O'Donnell said the decision to move forward with baseline testing came after NASCAR officials recently met with the organization's panel of doctors and neurologists.
"The decision was made that they thought we should look into this, but we really needed to educate the driver first, how decisions are made, that it's not just made on the ImPACT test [that determines if a driver should be parked]," O'Donnell said. "We're encouraging everyone to do one this year, most likely to be required prior to 2014."
Four-time champion Jeff Gordon, a teammate of Earnhardt's at Hendrick Motorsports, already has taken the test as part of his physical.
"Why not go ahead and get ahead of the game?" he said during media day. "Plus, I'd rather have it before the season starts, before the potential of having a head injury to get a baseline."
Earnhardt supports the move to mandatory testing.
"Yeah, it makes perfect sense to make it mandatory," he said. "It was nice of them to look into ways they could protect us from ourselves, really.
"There was a lot of good information I learned throughout that whole process. There's no way to diagnose concussions, but this is a good standard for being able to measure one."
The ImPACT test provides a baseline for neurologists to determine brain function prior to a concussion. It is then measured against another test after a wreck or head injury to determine whether a concussion has occurred and its severity.
"It was kind of fun to do," Gordon said. "It was stressful. It makes you think really hard. I haven't had to think that hard in a while, other than the closing laps of a Talladega race."
Former Sprint Cup driver Steve Park told ESPN.com last year that mandatory baseline testing in NASCAR can't come soon enough.
Park suffered massive brain injury from a 2001 crash in a Nationwide Series race at Darlington. He took the ImPACT baseline test in 2003 after suffering a second concussion, but because he never had a test prior to that for comparison there was no way to determine the full extent of his injury.
He has wondered for years why NASCAR has been slow to react.
"I am a big proponent in NASCAR that the ImPACT test, if it was part of your physical exam as a driver and you had it at the liaison office at every track, if you did get hurt during testing, in qualifying or practice you could easily take the test [again] in 20 or 30 minutes and they could have a competent evaluation if you're hurt or not," Park told ESPN.com.
Earnhardt did not have a baseline test after his Aug. 29 wreck at Kansas that registered 40 Gs or immediately after his wreck at Talladega Superspeedway that registered 20 Gs.
Even if he had, there would have been no way to determine the extent of the concussion because there was no baseline test taken before the injury that resulted in headaches, one of the symptoms of a concussion.

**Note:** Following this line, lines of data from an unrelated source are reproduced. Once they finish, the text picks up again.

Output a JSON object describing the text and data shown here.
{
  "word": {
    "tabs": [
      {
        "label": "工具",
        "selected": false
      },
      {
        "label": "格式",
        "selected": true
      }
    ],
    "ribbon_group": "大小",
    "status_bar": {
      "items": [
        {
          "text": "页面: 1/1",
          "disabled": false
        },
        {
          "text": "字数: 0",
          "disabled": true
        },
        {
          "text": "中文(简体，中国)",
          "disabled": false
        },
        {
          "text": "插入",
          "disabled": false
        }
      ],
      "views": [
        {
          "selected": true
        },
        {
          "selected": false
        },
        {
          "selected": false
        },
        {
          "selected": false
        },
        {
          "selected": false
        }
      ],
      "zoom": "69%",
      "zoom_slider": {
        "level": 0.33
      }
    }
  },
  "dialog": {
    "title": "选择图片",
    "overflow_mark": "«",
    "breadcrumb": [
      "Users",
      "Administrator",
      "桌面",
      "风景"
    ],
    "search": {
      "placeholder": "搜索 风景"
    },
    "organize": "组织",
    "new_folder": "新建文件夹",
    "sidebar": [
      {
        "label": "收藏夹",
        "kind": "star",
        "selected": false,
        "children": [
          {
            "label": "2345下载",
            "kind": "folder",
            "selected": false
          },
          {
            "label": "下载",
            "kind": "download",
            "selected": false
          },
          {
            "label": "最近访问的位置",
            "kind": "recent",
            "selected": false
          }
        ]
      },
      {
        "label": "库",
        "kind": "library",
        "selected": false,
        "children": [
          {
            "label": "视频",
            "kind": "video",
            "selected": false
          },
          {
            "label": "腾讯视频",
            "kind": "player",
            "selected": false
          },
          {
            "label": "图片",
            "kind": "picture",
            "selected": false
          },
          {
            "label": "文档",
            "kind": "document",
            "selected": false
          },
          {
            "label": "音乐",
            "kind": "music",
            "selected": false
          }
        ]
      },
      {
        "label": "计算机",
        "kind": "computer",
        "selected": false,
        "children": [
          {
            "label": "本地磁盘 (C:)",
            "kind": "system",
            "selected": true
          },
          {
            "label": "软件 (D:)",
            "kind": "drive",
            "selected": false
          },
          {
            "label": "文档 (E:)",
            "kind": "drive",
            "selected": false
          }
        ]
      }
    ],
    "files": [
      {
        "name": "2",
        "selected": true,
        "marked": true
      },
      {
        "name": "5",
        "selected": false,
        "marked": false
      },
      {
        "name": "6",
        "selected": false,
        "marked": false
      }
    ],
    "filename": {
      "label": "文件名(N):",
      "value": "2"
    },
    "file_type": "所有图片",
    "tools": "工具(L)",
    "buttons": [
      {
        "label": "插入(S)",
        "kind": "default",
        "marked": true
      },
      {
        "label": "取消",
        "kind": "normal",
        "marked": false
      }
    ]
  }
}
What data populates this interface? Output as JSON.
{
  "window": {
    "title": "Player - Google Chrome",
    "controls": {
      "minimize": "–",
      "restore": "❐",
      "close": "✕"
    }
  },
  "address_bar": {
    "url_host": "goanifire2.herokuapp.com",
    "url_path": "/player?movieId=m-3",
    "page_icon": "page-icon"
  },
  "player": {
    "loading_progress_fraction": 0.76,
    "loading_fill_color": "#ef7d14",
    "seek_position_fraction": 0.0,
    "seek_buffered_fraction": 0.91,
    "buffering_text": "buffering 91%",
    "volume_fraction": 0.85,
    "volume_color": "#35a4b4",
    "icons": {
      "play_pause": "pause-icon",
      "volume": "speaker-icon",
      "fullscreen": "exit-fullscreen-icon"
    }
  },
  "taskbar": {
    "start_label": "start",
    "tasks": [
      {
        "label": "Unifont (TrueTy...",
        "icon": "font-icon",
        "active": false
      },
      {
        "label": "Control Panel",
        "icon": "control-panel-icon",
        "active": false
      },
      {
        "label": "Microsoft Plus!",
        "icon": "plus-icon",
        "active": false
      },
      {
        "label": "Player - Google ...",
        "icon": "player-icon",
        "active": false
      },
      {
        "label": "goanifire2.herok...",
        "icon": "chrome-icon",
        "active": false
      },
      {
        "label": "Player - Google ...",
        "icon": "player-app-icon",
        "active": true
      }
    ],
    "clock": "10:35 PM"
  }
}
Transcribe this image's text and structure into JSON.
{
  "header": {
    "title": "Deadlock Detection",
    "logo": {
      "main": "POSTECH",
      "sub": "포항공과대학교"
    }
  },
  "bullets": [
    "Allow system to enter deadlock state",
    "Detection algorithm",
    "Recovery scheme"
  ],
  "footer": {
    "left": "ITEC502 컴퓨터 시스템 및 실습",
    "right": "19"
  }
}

That likely will change in 2014.
O'Donnell said NASCAR is looking by then at the potential of having ImPACT equipment at the track that can instantly measure whether a driver has suffered a concussion. But he made it clear the test isn't the final factor in determining whether a driver should be parked.
O'Donnell said plans are being made to bring the equipment to Charlotte Motor Speedway for the May All-Star Race and Coca-Cola 600 to help further educate drivers on how it works.
ImPACT was developed in the early 1990s by Drs. Mark Lovell and Joseph Maroon. It is a 20-minute test that has become a standard tool used in comprehensive clinical management of concussions.
"I just think whether it's voluntary or not it's a good thing to have," Gordon said. "If you're a race car driver and feel you're going to be here for a while, you need to make it mandatory for yourself."